**Work required**
Reproduce all the data exactly, without pictures.

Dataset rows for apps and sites
========================

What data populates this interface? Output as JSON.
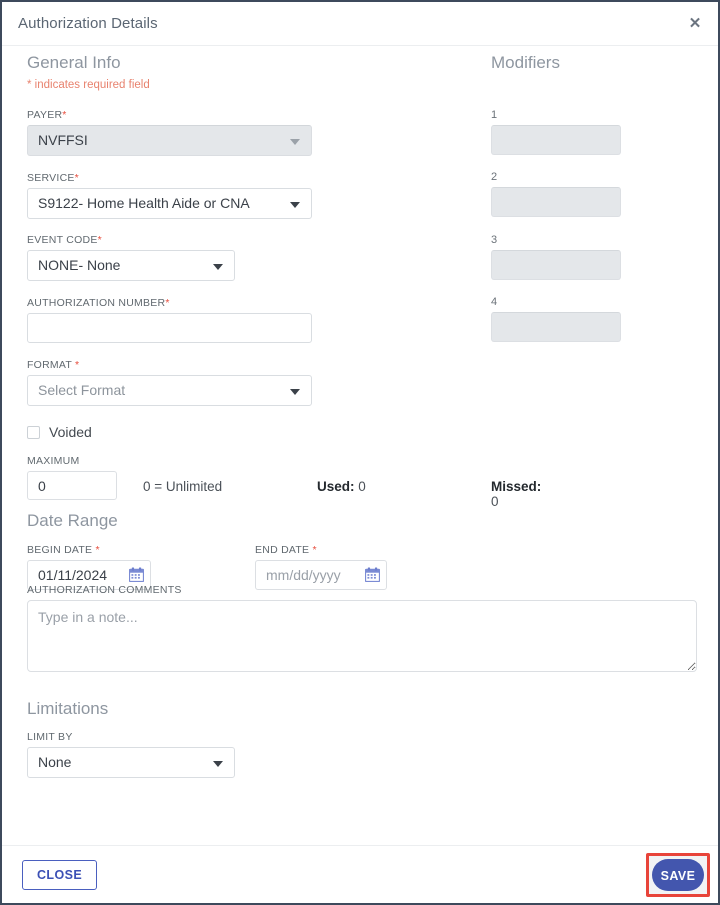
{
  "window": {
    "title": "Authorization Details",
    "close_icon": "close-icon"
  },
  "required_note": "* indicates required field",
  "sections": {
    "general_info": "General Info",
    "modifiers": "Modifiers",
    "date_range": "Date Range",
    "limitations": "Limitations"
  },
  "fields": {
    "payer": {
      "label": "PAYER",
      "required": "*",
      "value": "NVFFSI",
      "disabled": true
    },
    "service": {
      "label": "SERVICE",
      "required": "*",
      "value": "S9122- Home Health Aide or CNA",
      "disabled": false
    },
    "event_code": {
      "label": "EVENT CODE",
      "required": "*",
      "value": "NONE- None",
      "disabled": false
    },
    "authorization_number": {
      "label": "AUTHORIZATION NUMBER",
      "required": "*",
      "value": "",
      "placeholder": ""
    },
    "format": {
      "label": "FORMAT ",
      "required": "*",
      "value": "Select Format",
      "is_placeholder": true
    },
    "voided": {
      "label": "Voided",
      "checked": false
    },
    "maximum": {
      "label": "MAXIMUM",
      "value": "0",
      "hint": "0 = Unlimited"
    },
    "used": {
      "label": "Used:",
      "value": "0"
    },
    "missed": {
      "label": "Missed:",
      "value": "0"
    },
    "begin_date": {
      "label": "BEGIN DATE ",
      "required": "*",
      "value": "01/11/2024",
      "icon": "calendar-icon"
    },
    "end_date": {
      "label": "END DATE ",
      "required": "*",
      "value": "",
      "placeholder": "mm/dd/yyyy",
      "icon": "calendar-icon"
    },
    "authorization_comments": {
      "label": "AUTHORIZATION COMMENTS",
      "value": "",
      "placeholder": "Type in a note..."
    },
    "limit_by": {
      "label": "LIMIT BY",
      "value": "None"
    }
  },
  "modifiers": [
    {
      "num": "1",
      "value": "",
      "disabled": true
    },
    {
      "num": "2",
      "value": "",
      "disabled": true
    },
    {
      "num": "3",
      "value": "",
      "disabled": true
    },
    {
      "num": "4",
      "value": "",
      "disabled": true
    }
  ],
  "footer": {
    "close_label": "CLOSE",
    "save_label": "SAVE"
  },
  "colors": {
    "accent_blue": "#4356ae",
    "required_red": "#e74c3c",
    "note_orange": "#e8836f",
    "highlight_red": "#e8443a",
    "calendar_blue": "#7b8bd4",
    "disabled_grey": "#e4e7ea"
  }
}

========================

**Finished task**
What data populates this interface? Output as JSON.
{
  "window": {
    "title": "Authorization Details",
    "close_icon": "close-icon"
  },
  "required_note": "* indicates required field",
  "sections": {
    "general_info": "General Info",
    "modifiers": "Modifiers",
    "date_range": "Date Range",
    "limitations": "Limitations"
  },
  "fields": {
    "payer": {
      "label": "PAYER",
      "required": "*",
      "value": "NVFFSI",
      "disabled": true
    },
    "service": {
      "label": "SERVICE",
      "required": "*",
      "value": "S9122- Home Health Aide or CNA",
      "disabled": false
    },
    "event_code": {
      "label": "EVENT CODE",
      "required": "*",
      "value": "NONE- None",
      "disabled": false
    },
    "authorization_number": {
      "label": "AUTHORIZATION NUMBER",
      "required": "*",
      "value": "",
      "placeholder": ""
    },
    "format": {
      "label": "FORMAT ",
      "required": "*",
      "value": "Select Format",
      "is_placeholder": true
    },
    "voided": {
      "label": "Voided",
      "checked": false
    },
    "maximum": {
      "label": "MAXIMUM",
      "value": "0",
      "hint": "0 = Unlimited"
    },
    "used": {
      "label": "Used:",
      "value": "0"
    },
    "missed": {
      "label": "Missed:",
      "value": "0"
    },
    "begin_date": {
      "label": "BEGIN DATE ",
      "required": "*",
      "value": "01/11/2024",
      "icon": "calendar-icon"
    },
    "end_date": {
      "label": "END DATE ",
      "required": "*",
      "value": "",
      "placeholder": "mm/dd/yyyy",
      "icon": "calendar-icon"
    },
    "authorization_comments": {
      "label": "AUTHORIZATION COMMENTS",
      "value": "",
      "placeholder": "Type in a note..."
    },
    "limit_by": {
      "label": "LIMIT BY",
      "value": "None"
    }
  },
  "modifiers": [
    {
      "num": "1",
      "value": "",
      "disabled": true
    },
    {
      "num": "2",
      "value": "",
      "disabled": true
    },
    {
      "num": "3",
      "value": "",
      "disabled": true
    },
    {
      "num": "4",
      "value": "",
      "disabled": true
    }
  ],
  "footer": {
    "close_label": "CLOSE",
    "save_label": "SAVE"
  },
  "colors": {
    "accent_blue": "#4356ae",
    "required_red": "#e74c3c",
    "note_orange": "#e8836f",
    "highlight_red": "#e8443a",
    "calendar_blue": "#7b8bd4",
    "disabled_grey": "#e4e7ea"
  }
}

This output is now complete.